Improved technical assistance: Developing nations need not just promise but tangible support mechanisms that acknowledge their developmental challenges. For instance, transfer of technology on reasonable terms and though briefer, developing and least-developed nations to have a two-year transition period under the Agreement on Fisheries Subsidies. While it supports development goals, the absence of active technical assistance may hinder achieving them.

Revitalising Trade and Environment Negotiations: The Doha Development Agenda (DDA) set the stage for trade and environment negotiations, but progress has been slow. There is an urgent need to breathe new life into these discussions, with a focus on real outcomes that align with the principles of sustainable development.

Alignment with Climate Change Initiatives: The nexus between trade and climate change is undeniable. Efforts must be made to bridge the gap between the WTO and the United Nations Framework Convention on Climate Change (UNFCCC), fostering collaboration and information exchange.

Triple-Win Solutions: Identifying issues that offer simultaneous economic, social, and environmental progress is pivotal. The pursuit of policies that benefit all aspects of development is essential for sustainable growth.

Enhancing “Aid-for-Trade”: Greening the “Aid-for-Trade” initiative is a step towards aligning developmental needs with environmental goals. The focus should be on providing support that aids in capacity building and sustainable development outcomes.

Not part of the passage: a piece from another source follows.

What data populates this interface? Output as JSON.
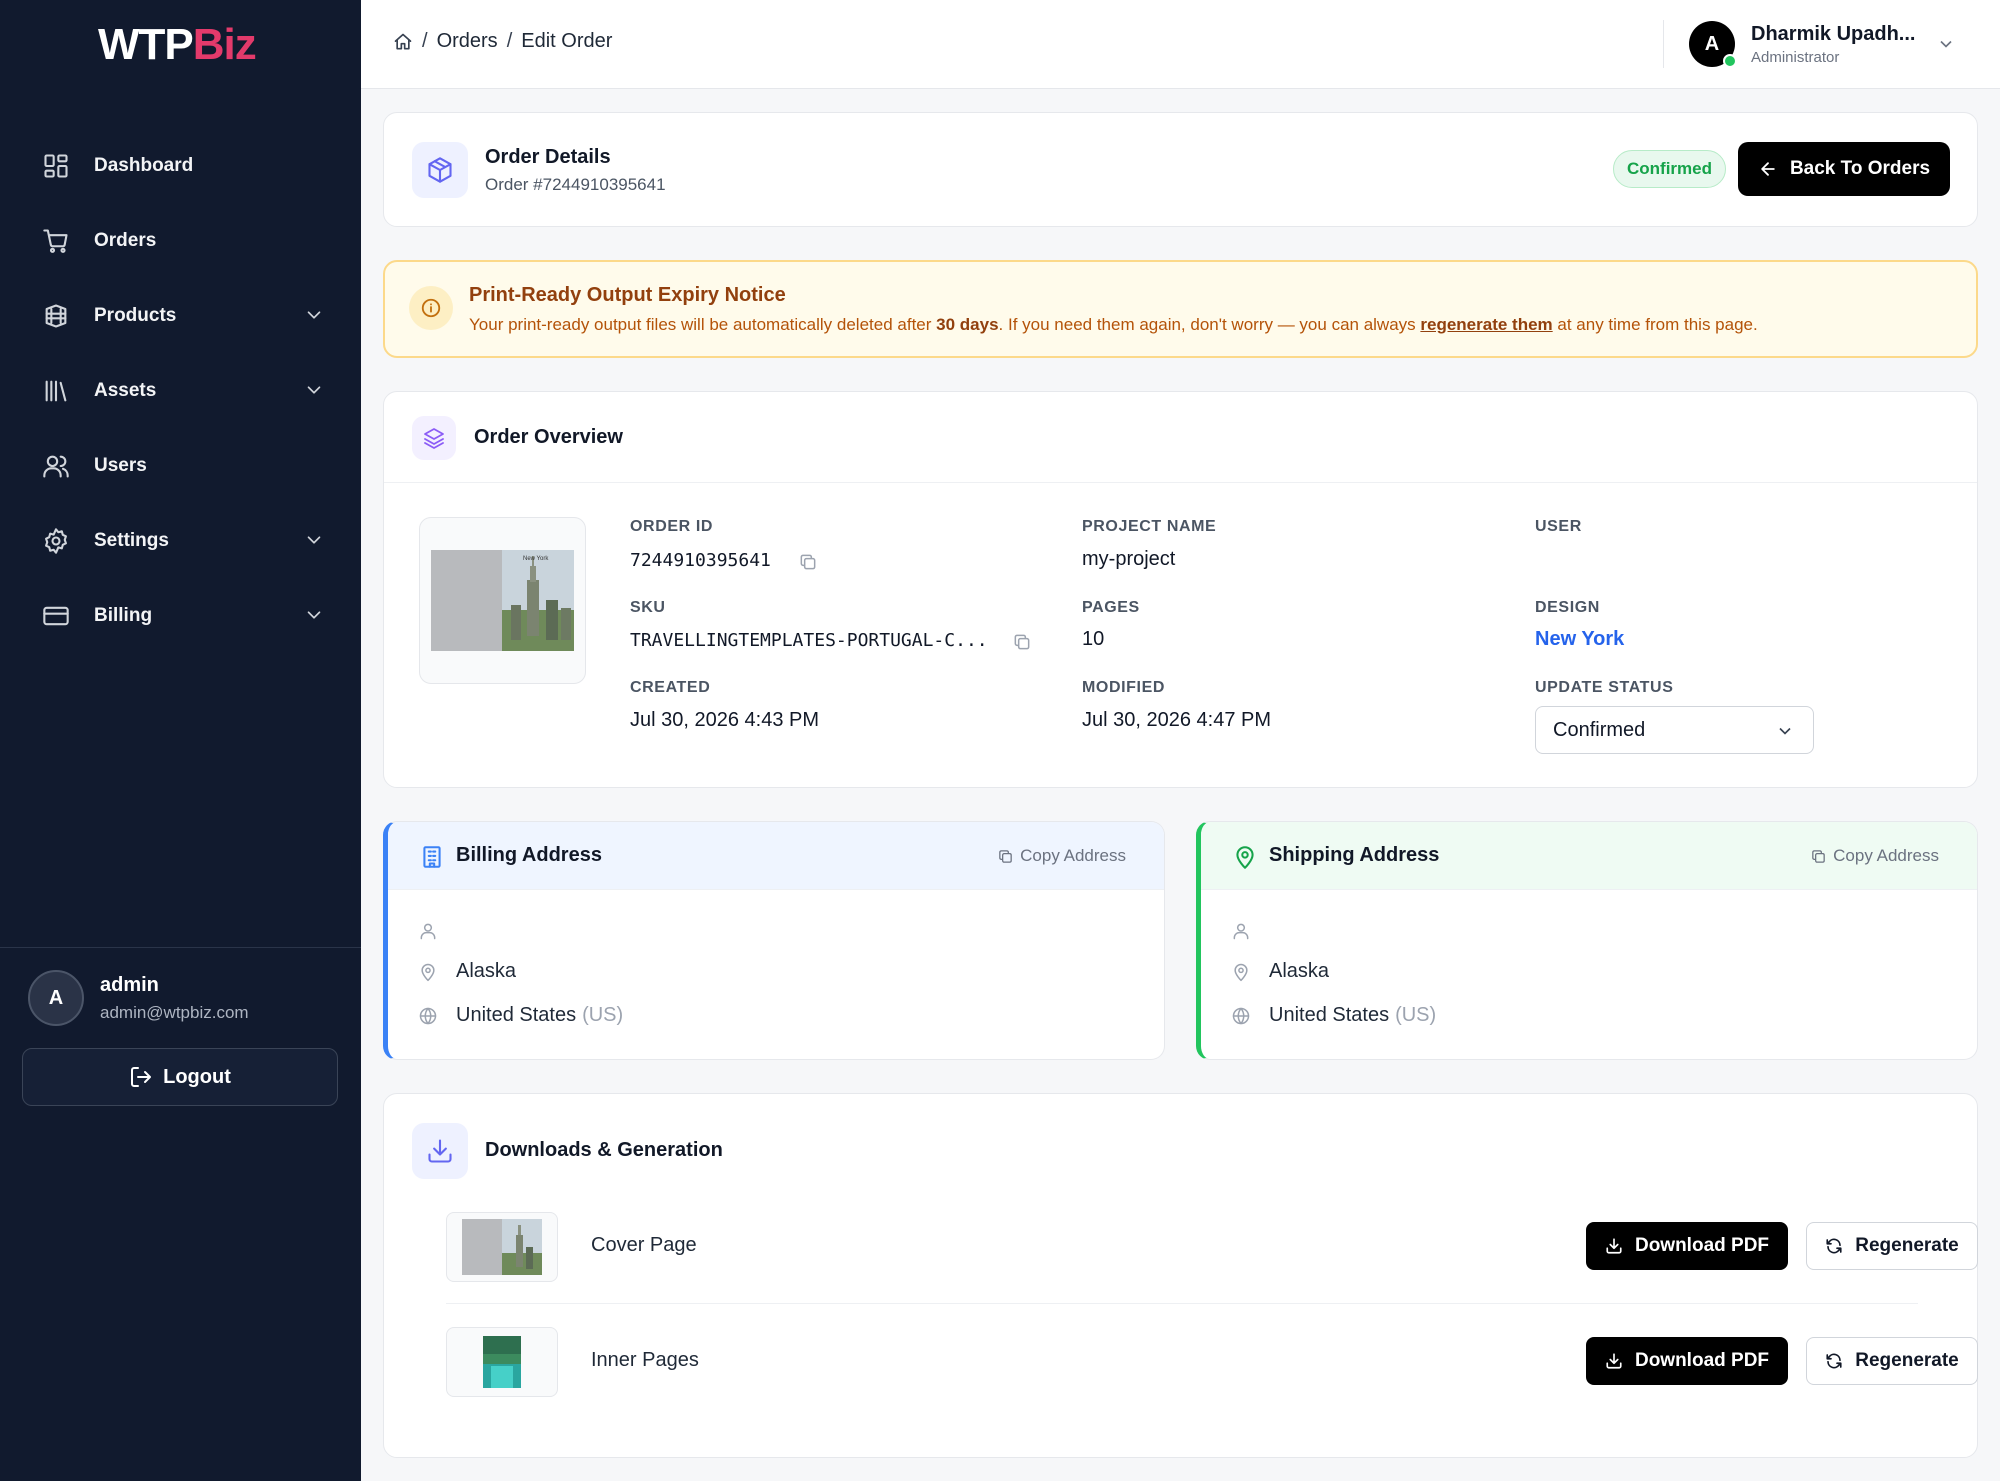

Demand-Driven Capacity Building: Developing nations need targeted capacity-building initiatives that address their specific challenges. This may vary from geography to geography and requires not just financial resources but a sincere commitment to inclusive advancement in areas critical to their development.

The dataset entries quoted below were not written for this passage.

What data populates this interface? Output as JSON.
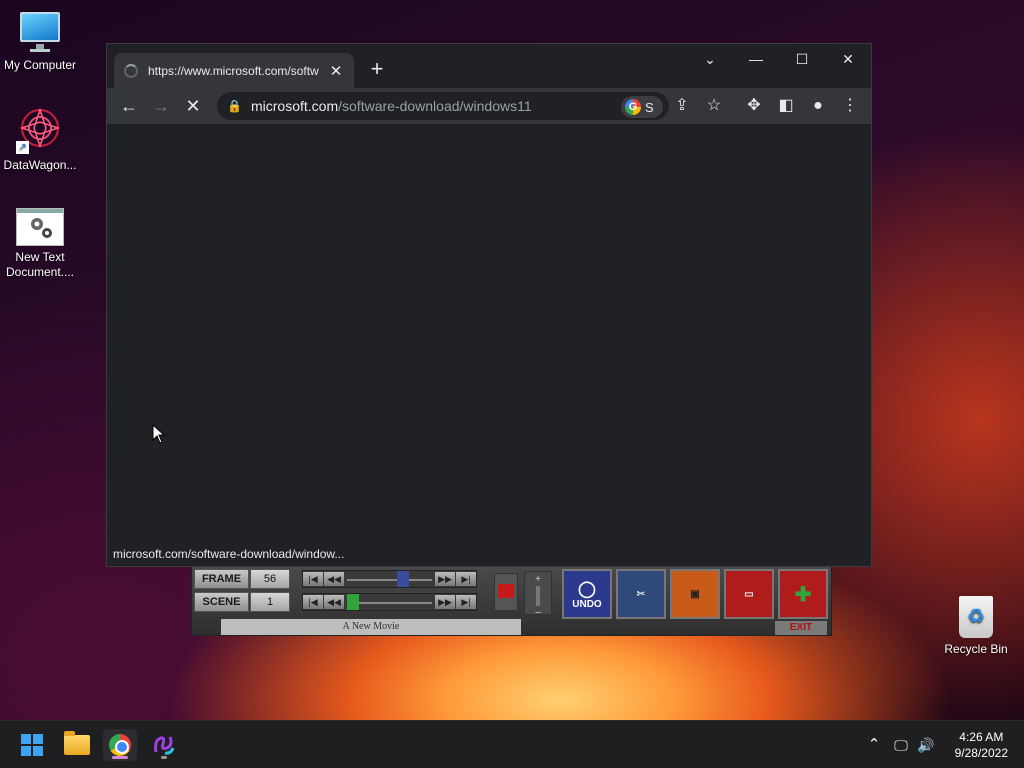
{
  "desktop": {
    "icons": [
      {
        "label": "My Computer"
      },
      {
        "label": "DataWagon..."
      },
      {
        "label": "New Text Document...."
      }
    ],
    "recycle_bin": {
      "label": "Recycle Bin"
    }
  },
  "browser": {
    "tab": {
      "title": "https://www.microsoft.com/softw"
    },
    "omnibox": {
      "host": "microsoft.com",
      "path": "/software-download/windows11"
    },
    "google_pill": {
      "letter": "S"
    },
    "status_url": "microsoft.com/software-download/window..."
  },
  "movie_maker": {
    "frame": {
      "label": "FRAME",
      "value": "56"
    },
    "scene": {
      "label": "SCENE",
      "value": "1"
    },
    "tools": [
      {
        "label": "UNDO",
        "color": "#2b3a8c"
      },
      {
        "label": "",
        "color": "#2f4a7a"
      },
      {
        "label": "",
        "color": "#c85a1a"
      },
      {
        "label": "",
        "color": "#b01c1c"
      },
      {
        "label": "",
        "color": "#b01c1c"
      }
    ],
    "movie_title": "A New Movie",
    "exit_label": "EXIT"
  },
  "taskbar": {
    "clock_time": "4:26 AM",
    "clock_date": "9/28/2022"
  },
  "colors": {
    "accent": "#3da5f4",
    "browser_bg": "#202124"
  }
}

Breaking the Deadlock: Moving Beyond Impasse
The existing deadlock in global efforts to create equitable trade policies demands a reassessment of prevailing strategies. Closing the enduring divide between commitments and actual implementation is essential for substantial transformation. It is imperative to recognise that the dilemmas encountered by the Global South in reconciling trade and environmental and other non-trade concerns, and considerations are not isolated problems but integral components of the broader global development agenda. As governments proceed with trade and environment discussions in the upcoming year, four key recommendations are put forth for their consideration:

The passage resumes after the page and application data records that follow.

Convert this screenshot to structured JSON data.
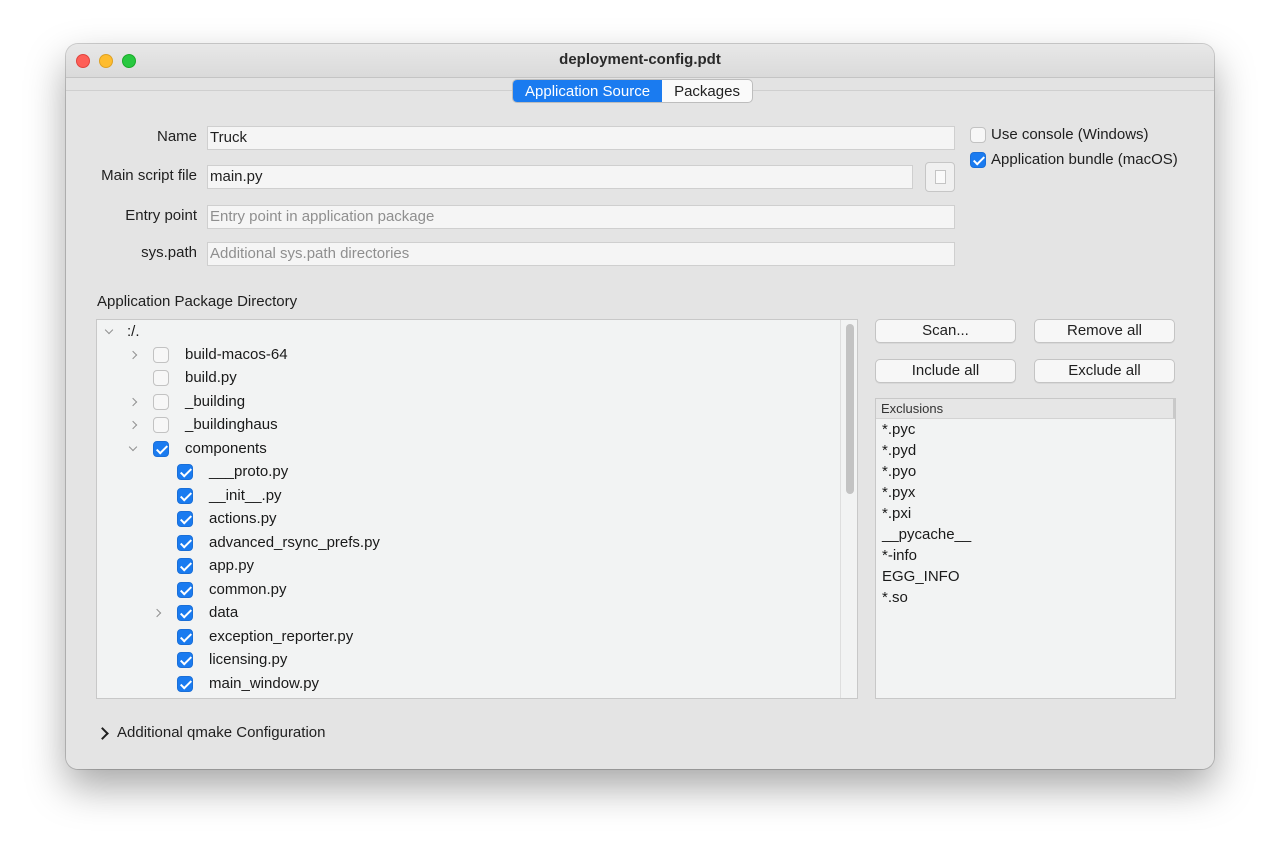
{
  "window": {
    "title": "deployment-config.pdt"
  },
  "tabs": [
    {
      "label": "Application Source",
      "active": true
    },
    {
      "label": "Packages",
      "active": false
    }
  ],
  "form": {
    "name": {
      "label": "Name",
      "value": "Truck"
    },
    "main_script": {
      "label": "Main script file",
      "value": "main.py"
    },
    "entry_point": {
      "label": "Entry point",
      "placeholder": "Entry point in application package"
    },
    "sys_path": {
      "label": "sys.path",
      "placeholder": "Additional sys.path directories"
    }
  },
  "options": {
    "use_console": {
      "label": "Use console (Windows)",
      "checked": false
    },
    "app_bundle": {
      "label": "Application bundle (macOS)",
      "checked": true
    }
  },
  "package_dir": {
    "title": "Application Package Directory",
    "root": ":/.",
    "items": [
      {
        "label": "build-macos-64",
        "checked": false,
        "expandable": true,
        "level": 1
      },
      {
        "label": "build.py",
        "checked": false,
        "expandable": false,
        "level": 1
      },
      {
        "label": "_building",
        "checked": false,
        "expandable": true,
        "level": 1
      },
      {
        "label": "_buildinghaus",
        "checked": false,
        "expandable": true,
        "level": 1
      },
      {
        "label": "components",
        "checked": true,
        "expanded": true,
        "level": 1
      },
      {
        "label": "___proto.py",
        "checked": true,
        "level": 2
      },
      {
        "label": "__init__.py",
        "checked": true,
        "level": 2
      },
      {
        "label": "actions.py",
        "checked": true,
        "level": 2
      },
      {
        "label": "advanced_rsync_prefs.py",
        "checked": true,
        "level": 2
      },
      {
        "label": "app.py",
        "checked": true,
        "level": 2
      },
      {
        "label": "common.py",
        "checked": true,
        "level": 2
      },
      {
        "label": "data",
        "checked": true,
        "expandable": true,
        "level": 2
      },
      {
        "label": "exception_reporter.py",
        "checked": true,
        "level": 2
      },
      {
        "label": "licensing.py",
        "checked": true,
        "level": 2
      },
      {
        "label": "main_window.py",
        "checked": true,
        "level": 2
      }
    ]
  },
  "actions": {
    "scan": "Scan...",
    "remove_all": "Remove all",
    "include_all": "Include all",
    "exclude_all": "Exclude all"
  },
  "exclusions": {
    "header": "Exclusions",
    "items": [
      "*.pyc",
      "*.pyd",
      "*.pyo",
      "*.pyx",
      "*.pxi",
      "__pycache__",
      "*-info",
      "EGG_INFO",
      "*.so"
    ]
  },
  "qmake": {
    "label": "Additional qmake Configuration"
  },
  "colors": {
    "accent": "#1a7bf0"
  }
}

First, Enhanced Participation in Negotiations: Developing countries should actively engage in trade and environment talks, ensuring strategic measures for enhancement. Advocate inclusive participation in WTO negotiations, establish dedicated working groups, and strengthen South-South cooperation for collective bargaining power.

Second, Reinforcing Developmental Frameworks: Utilise frameworks like SDT and CBDR-RC to support a developmental perspective. Integrate flexibility mechanisms in trade agreements with differentiated timelines, commitments, and frameworks for temporary exemptions, aligning trade policies with environmental and other goals. Ensure transfer of technology on reasonable terms to enable green production by incentivising the IPR holders in the rich world.

Third, Tackling Non-Tariff Barriers: Address non-tariff barriers through concerted efforts. Advocate within WTO for elimination or reduction, implement transparent guidelines for assessment, and resolve non-tariff barriers to ensure fair access and promote environmentally sustainable trade practices.

Fourth, Checking of Polluting Industries Shifting to Global South: To keep a track of polluting industries which are shifting from rich countries to poor countries and assess their impact on the host countries for being used in bargains for concessions under SDT.

The authors work for CUTS International, a global public policy research and advocacy group.

This Article can also be viewed at: